We’re all aware that travel is supposed to be about exploring the globe, meeting amazing people and finding yourself. The web is littered with blog posts about life-changing and eye-opening moments. However, it’s not all heartening tales and romantic anecdotes.
Navigating the Li River, China
I was backpacking with a friend through China in 2008 (my first big trip out of Europe!) and was keen to see as much of the country as possible.
So, when we arrived in Guilin after a long flight, we decided against the bus journey to Yangshuo and opted instead to take a boat (really just a motorised raft) along the 83-kilometer section of the Lijiang or Li River as it’s also known.
Chittorgarh Fort in India: it’s not the Taj Mahal
Chittorgarh Fort is the Rajasthani gem rarely promoted as a must-see
If you decide to take that trip of a lifetime to go and “find yourself” in India, it will probably include a trip to the Taj, a date with the Dalai Lama, a tour around the pink city of Jaipur and any number of other “spirit of India” experiences the guidebooks will throw at you.
These sights are all, of course, worthy of your time but don’t miss Chittorgarh Fort, the Rajasthani gem rarely promoted as a must-see.
Return to India part II: my father’s story
In the first of this two-part series, Peter recounted his tale of India in search of his father’s long lost friends. Five years after his initial visit, father and son return to India to reunite with those friends. Here is his father’s story.
This article was featured on National Geographic’s Traveller magazine website on 14th February 2015
Christmas Eve, 2013. It was the middle of the afternoon and the sun was warm on our backs. We stood on the roof veranda looking down on the dusty streets. A soft breeze was blowing which barely stirred the tangle of electricity and telephone wires that were draped between the houses in this relatively wealthy suburb of Bhilwara, Rajasthan.
Each house was painted in different pastel shades of blue, green and peach and set against an azure sky. It was quiet and the roads were almost empty.
This was indeed surprising, as this was India.
Beng Mealea: the ‘other’ ruins of Angkor Wat
Beng Mealea is an otherworldly set of ruins far from the crowds that flock to Cambodia’s most famous sight, Angkor Wat
I love playing Indiana Jones on my travels and regularly get into character whenever the location seems right. I’ve done The Temple of Doom in India, The Last Crusade in Jordan, The Kingdom of the Crystal Skull on Nevis Peak.
Even though Cambodia was never a location for the films, Beng Mealea seemed just so right for Raiders of the Lost Ark.
Poverty tourism: why it’s not as ugly as it sounds

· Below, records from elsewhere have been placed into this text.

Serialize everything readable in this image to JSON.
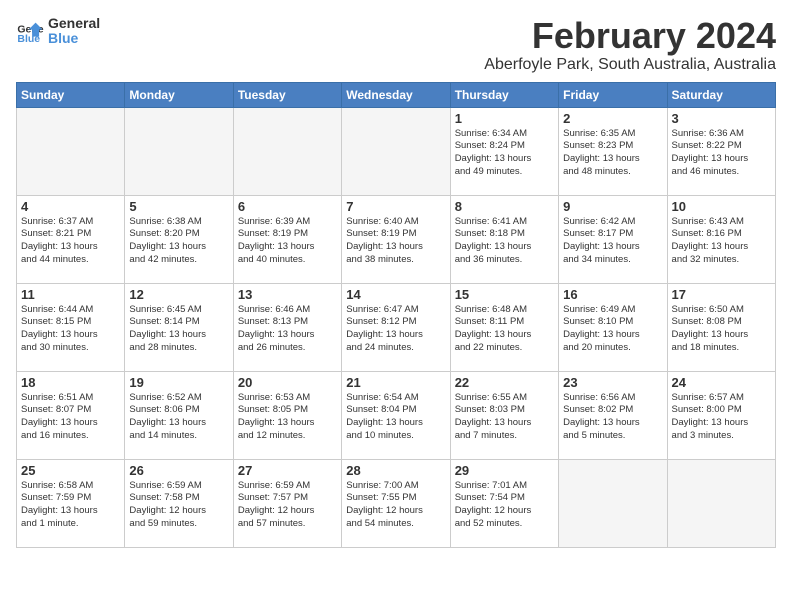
{
  "logo": {
    "line1": "General",
    "line2": "Blue"
  },
  "title": "February 2024",
  "subtitle": "Aberfoyle Park, South Australia, Australia",
  "days_header": [
    "Sunday",
    "Monday",
    "Tuesday",
    "Wednesday",
    "Thursday",
    "Friday",
    "Saturday"
  ],
  "weeks": [
    [
      {
        "num": "",
        "info": "",
        "empty": true
      },
      {
        "num": "",
        "info": "",
        "empty": true
      },
      {
        "num": "",
        "info": "",
        "empty": true
      },
      {
        "num": "",
        "info": "",
        "empty": true
      },
      {
        "num": "1",
        "info": "Sunrise: 6:34 AM\nSunset: 8:24 PM\nDaylight: 13 hours\nand 49 minutes."
      },
      {
        "num": "2",
        "info": "Sunrise: 6:35 AM\nSunset: 8:23 PM\nDaylight: 13 hours\nand 48 minutes."
      },
      {
        "num": "3",
        "info": "Sunrise: 6:36 AM\nSunset: 8:22 PM\nDaylight: 13 hours\nand 46 minutes."
      }
    ],
    [
      {
        "num": "4",
        "info": "Sunrise: 6:37 AM\nSunset: 8:21 PM\nDaylight: 13 hours\nand 44 minutes."
      },
      {
        "num": "5",
        "info": "Sunrise: 6:38 AM\nSunset: 8:20 PM\nDaylight: 13 hours\nand 42 minutes."
      },
      {
        "num": "6",
        "info": "Sunrise: 6:39 AM\nSunset: 8:19 PM\nDaylight: 13 hours\nand 40 minutes."
      },
      {
        "num": "7",
        "info": "Sunrise: 6:40 AM\nSunset: 8:19 PM\nDaylight: 13 hours\nand 38 minutes."
      },
      {
        "num": "8",
        "info": "Sunrise: 6:41 AM\nSunset: 8:18 PM\nDaylight: 13 hours\nand 36 minutes."
      },
      {
        "num": "9",
        "info": "Sunrise: 6:42 AM\nSunset: 8:17 PM\nDaylight: 13 hours\nand 34 minutes."
      },
      {
        "num": "10",
        "info": "Sunrise: 6:43 AM\nSunset: 8:16 PM\nDaylight: 13 hours\nand 32 minutes."
      }
    ],
    [
      {
        "num": "11",
        "info": "Sunrise: 6:44 AM\nSunset: 8:15 PM\nDaylight: 13 hours\nand 30 minutes."
      },
      {
        "num": "12",
        "info": "Sunrise: 6:45 AM\nSunset: 8:14 PM\nDaylight: 13 hours\nand 28 minutes."
      },
      {
        "num": "13",
        "info": "Sunrise: 6:46 AM\nSunset: 8:13 PM\nDaylight: 13 hours\nand 26 minutes."
      },
      {
        "num": "14",
        "info": "Sunrise: 6:47 AM\nSunset: 8:12 PM\nDaylight: 13 hours\nand 24 minutes."
      },
      {
        "num": "15",
        "info": "Sunrise: 6:48 AM\nSunset: 8:11 PM\nDaylight: 13 hours\nand 22 minutes."
      },
      {
        "num": "16",
        "info": "Sunrise: 6:49 AM\nSunset: 8:10 PM\nDaylight: 13 hours\nand 20 minutes."
      },
      {
        "num": "17",
        "info": "Sunrise: 6:50 AM\nSunset: 8:08 PM\nDaylight: 13 hours\nand 18 minutes."
      }
    ],
    [
      {
        "num": "18",
        "info": "Sunrise: 6:51 AM\nSunset: 8:07 PM\nDaylight: 13 hours\nand 16 minutes."
      },
      {
        "num": "19",
        "info": "Sunrise: 6:52 AM\nSunset: 8:06 PM\nDaylight: 13 hours\nand 14 minutes."
      },
      {
        "num": "20",
        "info": "Sunrise: 6:53 AM\nSunset: 8:05 PM\nDaylight: 13 hours\nand 12 minutes."
      },
      {
        "num": "21",
        "info": "Sunrise: 6:54 AM\nSunset: 8:04 PM\nDaylight: 13 hours\nand 10 minutes."
      },
      {
        "num": "22",
        "info": "Sunrise: 6:55 AM\nSunset: 8:03 PM\nDaylight: 13 hours\nand 7 minutes."
      },
      {
        "num": "23",
        "info": "Sunrise: 6:56 AM\nSunset: 8:02 PM\nDaylight: 13 hours\nand 5 minutes."
      },
      {
        "num": "24",
        "info": "Sunrise: 6:57 AM\nSunset: 8:00 PM\nDaylight: 13 hours\nand 3 minutes."
      }
    ],
    [
      {
        "num": "25",
        "info": "Sunrise: 6:58 AM\nSunset: 7:59 PM\nDaylight: 13 hours\nand 1 minute."
      },
      {
        "num": "26",
        "info": "Sunrise: 6:59 AM\nSunset: 7:58 PM\nDaylight: 12 hours\nand 59 minutes."
      },
      {
        "num": "27",
        "info": "Sunrise: 6:59 AM\nSunset: 7:57 PM\nDaylight: 12 hours\nand 57 minutes."
      },
      {
        "num": "28",
        "info": "Sunrise: 7:00 AM\nSunset: 7:55 PM\nDaylight: 12 hours\nand 54 minutes."
      },
      {
        "num": "29",
        "info": "Sunrise: 7:01 AM\nSunset: 7:54 PM\nDaylight: 12 hours\nand 52 minutes."
      },
      {
        "num": "",
        "info": "",
        "empty": true
      },
      {
        "num": "",
        "info": "",
        "empty": true
      }
    ]
  ]
}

Last week I read The Case Against Sharing, a post on Medium which referred to Airbnb, Lyft and similar services as ‘Big Sharing’. The phrase immediately raised my hackles.

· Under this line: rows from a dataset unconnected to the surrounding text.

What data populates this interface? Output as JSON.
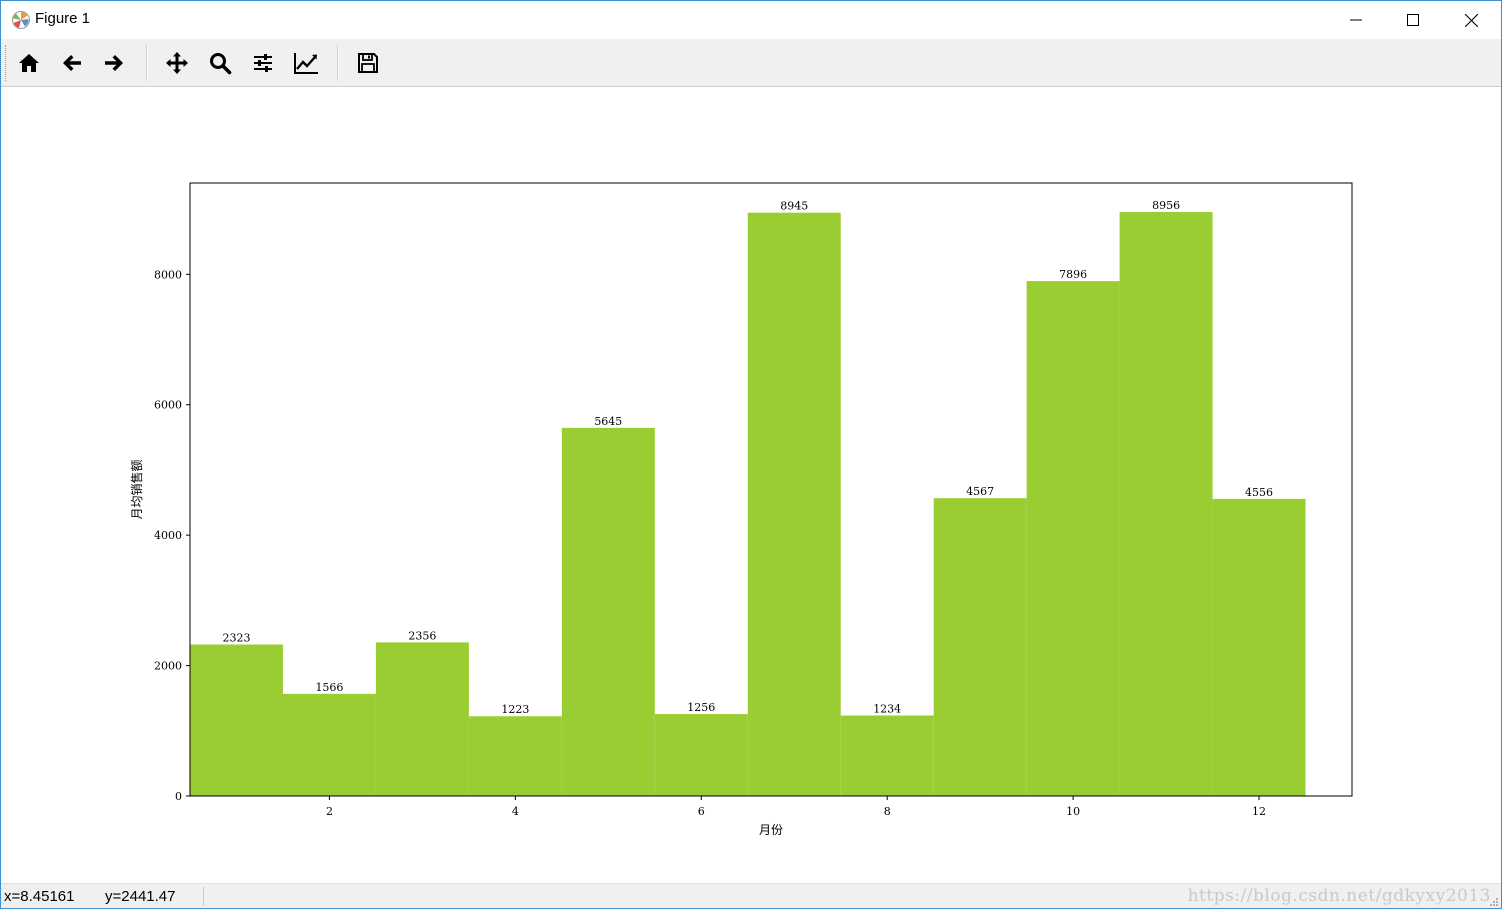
{
  "window": {
    "title": "Figure 1"
  },
  "toolbar": {
    "buttons": [
      {
        "name": "home",
        "icon": "home-icon"
      },
      {
        "name": "back",
        "icon": "arrow-left-icon"
      },
      {
        "name": "forward",
        "icon": "arrow-right-icon"
      },
      {
        "name": "pan",
        "icon": "move-icon"
      },
      {
        "name": "zoom",
        "icon": "magnifier-icon"
      },
      {
        "name": "subplots",
        "icon": "sliders-icon"
      },
      {
        "name": "customize",
        "icon": "line-chart-icon"
      },
      {
        "name": "save",
        "icon": "floppy-disk-icon"
      }
    ]
  },
  "status": {
    "x": "x=8.45161",
    "y": "y=2441.47",
    "watermark": "https://blog.csdn.net/gdkyxy2013"
  },
  "colors": {
    "bar": "#9acd32",
    "window_border": "#3c8fd4",
    "toolbar_bg": "#f0f0f0"
  },
  "chart_data": {
    "type": "bar",
    "x": [
      1,
      2,
      3,
      4,
      5,
      6,
      7,
      8,
      9,
      10,
      11,
      12
    ],
    "values": [
      2323,
      1566,
      2356,
      1223,
      5645,
      1256,
      8945,
      1234,
      4567,
      7896,
      8956,
      4556
    ],
    "data_labels": [
      "2323",
      "1566",
      "2356",
      "1223",
      "5645",
      "1256",
      "8945",
      "1234",
      "4567",
      "7896",
      "8956",
      "4556"
    ],
    "bar_width": 1.0,
    "xlabel": "月份",
    "ylabel": "月均销售额",
    "xlim": [
      0.5,
      13.0
    ],
    "ylim": [
      0,
      9400
    ],
    "xticks": [
      2,
      4,
      6,
      8,
      10,
      12
    ],
    "xtick_labels": [
      "2",
      "4",
      "6",
      "8",
      "10",
      "12"
    ],
    "yticks": [
      0,
      2000,
      4000,
      6000,
      8000
    ],
    "ytick_labels": [
      "0",
      "2000",
      "4000",
      "6000",
      "8000"
    ],
    "grid": false,
    "color": "#9acd32"
  }
}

It drips with cynicism, taking something really quite lovely and reducing it to something soulless: a corporate vehicle that only exists to create money. ‘Big Sharing’ sullies the phenomenon of real sharing.
Return to India part I: my story

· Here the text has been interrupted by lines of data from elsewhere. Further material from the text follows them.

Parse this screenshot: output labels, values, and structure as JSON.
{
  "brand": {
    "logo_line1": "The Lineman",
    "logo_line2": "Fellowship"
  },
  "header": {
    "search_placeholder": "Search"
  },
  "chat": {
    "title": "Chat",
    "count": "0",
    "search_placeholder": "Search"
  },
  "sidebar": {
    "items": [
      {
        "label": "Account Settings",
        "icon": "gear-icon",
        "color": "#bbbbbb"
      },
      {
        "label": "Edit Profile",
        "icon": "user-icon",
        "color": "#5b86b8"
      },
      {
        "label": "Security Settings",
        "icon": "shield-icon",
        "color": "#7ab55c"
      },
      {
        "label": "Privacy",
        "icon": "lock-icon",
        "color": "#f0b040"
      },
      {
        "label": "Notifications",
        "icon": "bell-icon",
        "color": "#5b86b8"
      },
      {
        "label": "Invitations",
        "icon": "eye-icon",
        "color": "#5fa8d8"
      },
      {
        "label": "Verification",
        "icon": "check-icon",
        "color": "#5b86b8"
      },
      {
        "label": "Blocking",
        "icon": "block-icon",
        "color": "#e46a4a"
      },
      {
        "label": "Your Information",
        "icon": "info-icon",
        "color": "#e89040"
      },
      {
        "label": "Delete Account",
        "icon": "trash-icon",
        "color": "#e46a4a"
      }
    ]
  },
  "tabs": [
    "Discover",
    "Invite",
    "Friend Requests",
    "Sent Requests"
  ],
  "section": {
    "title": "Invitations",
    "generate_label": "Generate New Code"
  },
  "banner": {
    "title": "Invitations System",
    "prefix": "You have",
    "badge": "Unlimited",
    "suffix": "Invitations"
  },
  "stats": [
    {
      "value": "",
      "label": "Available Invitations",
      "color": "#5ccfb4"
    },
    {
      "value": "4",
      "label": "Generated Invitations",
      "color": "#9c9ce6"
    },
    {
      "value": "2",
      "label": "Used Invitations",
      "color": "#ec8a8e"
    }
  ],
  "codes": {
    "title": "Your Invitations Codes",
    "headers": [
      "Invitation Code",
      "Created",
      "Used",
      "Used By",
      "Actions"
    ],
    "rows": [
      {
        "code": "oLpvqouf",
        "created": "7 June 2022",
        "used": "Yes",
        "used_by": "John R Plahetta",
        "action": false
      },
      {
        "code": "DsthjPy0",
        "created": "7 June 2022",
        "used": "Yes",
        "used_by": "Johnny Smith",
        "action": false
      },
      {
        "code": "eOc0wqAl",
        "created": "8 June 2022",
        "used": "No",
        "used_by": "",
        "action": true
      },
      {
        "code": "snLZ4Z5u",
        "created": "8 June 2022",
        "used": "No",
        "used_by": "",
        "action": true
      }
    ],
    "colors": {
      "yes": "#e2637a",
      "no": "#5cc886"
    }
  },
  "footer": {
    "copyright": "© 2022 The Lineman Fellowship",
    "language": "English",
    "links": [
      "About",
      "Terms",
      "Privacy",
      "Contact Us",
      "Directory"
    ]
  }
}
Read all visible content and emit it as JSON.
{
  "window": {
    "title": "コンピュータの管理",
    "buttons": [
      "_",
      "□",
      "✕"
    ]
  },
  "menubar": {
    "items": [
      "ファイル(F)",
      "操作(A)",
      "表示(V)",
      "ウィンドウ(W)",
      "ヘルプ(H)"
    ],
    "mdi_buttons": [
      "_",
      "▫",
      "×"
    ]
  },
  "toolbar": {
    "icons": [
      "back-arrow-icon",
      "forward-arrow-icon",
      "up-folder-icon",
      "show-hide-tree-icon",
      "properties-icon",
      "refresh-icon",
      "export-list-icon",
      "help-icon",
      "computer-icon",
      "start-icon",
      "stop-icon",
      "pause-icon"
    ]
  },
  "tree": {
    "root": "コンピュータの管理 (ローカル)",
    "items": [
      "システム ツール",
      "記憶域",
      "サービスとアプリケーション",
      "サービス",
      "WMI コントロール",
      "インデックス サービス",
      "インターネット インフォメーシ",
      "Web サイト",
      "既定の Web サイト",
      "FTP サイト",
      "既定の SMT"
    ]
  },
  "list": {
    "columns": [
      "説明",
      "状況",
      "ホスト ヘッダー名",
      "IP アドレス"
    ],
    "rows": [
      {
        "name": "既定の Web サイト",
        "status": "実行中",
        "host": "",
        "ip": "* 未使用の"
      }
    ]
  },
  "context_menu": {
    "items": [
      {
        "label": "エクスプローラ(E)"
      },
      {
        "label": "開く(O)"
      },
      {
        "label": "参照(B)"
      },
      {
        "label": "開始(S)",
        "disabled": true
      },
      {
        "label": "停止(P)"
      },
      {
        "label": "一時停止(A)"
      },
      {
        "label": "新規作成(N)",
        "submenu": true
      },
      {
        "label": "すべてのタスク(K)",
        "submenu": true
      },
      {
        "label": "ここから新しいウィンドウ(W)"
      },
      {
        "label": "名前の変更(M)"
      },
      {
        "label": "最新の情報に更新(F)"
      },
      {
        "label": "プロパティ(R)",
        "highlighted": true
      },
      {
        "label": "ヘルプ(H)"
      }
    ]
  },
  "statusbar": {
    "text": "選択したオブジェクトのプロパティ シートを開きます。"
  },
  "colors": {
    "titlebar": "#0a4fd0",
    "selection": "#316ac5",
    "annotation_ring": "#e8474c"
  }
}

Peter retraced his parents’ footsteps on a return to India to track down his father’s long-lost friends…
When I was younger my father would write out my name in Hindi Sanskrit on scraps of paper. I thought it was some magical language from a fantasyland like Narnia or Lilliput and Blefuscu.
When I was older I would sit with him and my mother in front of the TV and listen to him exclaim at Michael Palin’s latest travels through the foothills of the Himalayas or the dusty roads of Rajasthan. “We have to go back,” he would declare with gusto, turning to my mother. “The smells,” he would say. “The colours,” my mother would respond. “We have to go back…”